receive benefits, costing taxpayers over 68 billion dollars annually. They run an aggressive and expensive advertising campaign to encourage participation. SNAP recipients are given what looks like a credit card that meters out the proper dollar
amount of benefit each receives. Unlike the government employee invading the bag lunch of the pre-schooler in North Carolina on the one hand, that same government has taken a decidedly hands-off approach with SNAP recipients, prohibiting only alcohol,
tobacco, non-food items and hot food meant to be eaten in the store.

Apparently SNAP recipients are making unwise choices left to their own devices, given that obesity rates are 50% higher for the poor. When one is incapable of feeding himself or his family, one should also lose the right to self-select the food choices that taxpayers provide. The long arm of the FDA ought to be up to its shoulder in assisting SNAP recipients to make better nutritional choices and slapped away from the lunch bags of our children.
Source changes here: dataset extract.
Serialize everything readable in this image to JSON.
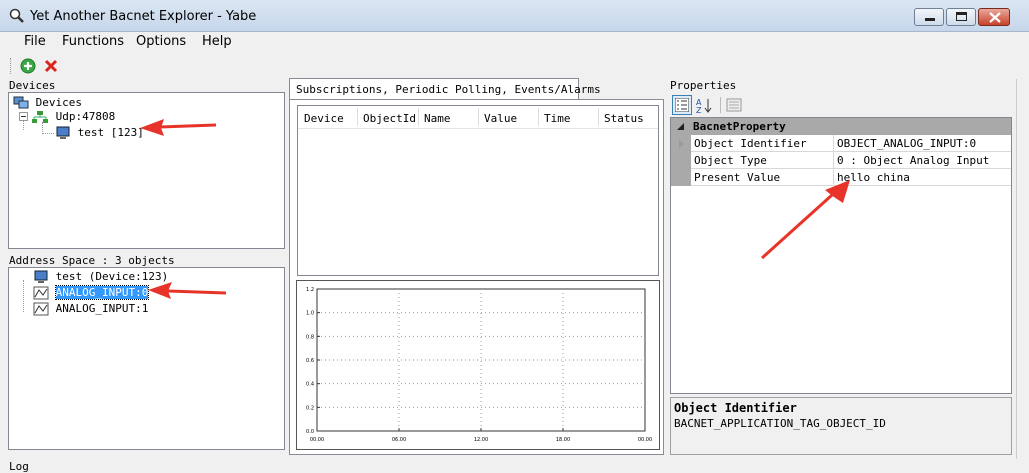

Minimum Value = Minimum Wage

Noted black commentator, Thomas Sowell said, “The real minimum wage is zero.”

He is right and the argument for raising it should instead be about its abolition. 

Wages are paid by business owners not government.  There is no constitutional basis for government arbitrarily setting wage levels.  This right was concocted because liberals detest capitalism, reject market forces determining equilibrium and believe government control is always the best option.  Experience shows us government interference is the worst solution, unless you believe the DMV, NSA or the IRS are good examples.

A minimum wage higher than market forces would naturally sustain is really a tax using other people’s monies.  Paid directly to the constituency that will vote for those socialist politicians who promise something for nothing, it buys incumbency.  The corresponding jump in income tax revenue provides the funding for more wealth redistribution.  Unions support such legislation because many of their agreements tie member wages to a percentage of the minimum wage, resulting in automatic increases to their contracts. 

Minimum wages are not sufficient to raise and support a family.  Responsible conduct delays starting a family until supporting one independently is possible via self-improvement.  Arbitrarily increasing the minimum wage gives tacit approval to acting foolishly and saps incentives to become better.  Raising wages without any increase in performance or expertise is the definition of something for nothing.

Improving value to an employer will improve wages as experience is gained.  Once one becomes more valuable, they can rightfully negotiate for higher wages.  If the current employer doesn’t see that value, then labor goes elsewhere.  That is how it works in a world that values hard work, self reliance and fairness.  The real issue is not the topic showcasing the agenda as advertised.  The minimum wage is most importantly about buying votes and almost as importantly, about attacking capitalism, business and success.  Wages are a cost of doing business.  As any expense, it gets passed on to the consumer creating inflation.  Only 1.2% of workers make minimum wage.

 This topic has gained traction because many American’s have lost their way.  The absence of civics training in our schools have left generations clueless as to how a representative republic functions under our constitution.  The rugged individualism of our founders has yielded to an entitlement mentality formed gradually and easily through an education system controlled by the liberal elite.  Add to this the ever expansive government machine creating a system of welfare so easily attainable that the choices between work and idleness become competing options with little difference in a modest lifestyle, usually augmented in the underground or criminal economies.

 Ironically, raising the minimum wage will contribute to our demise while we are being told how it will make us all better.  Saddled with a poor education and undeserved high self-esteem, rid of the concept of self-reliance, many will continue to climb aboard the government wagon while fewer and fewer are equipped and willing to pull it.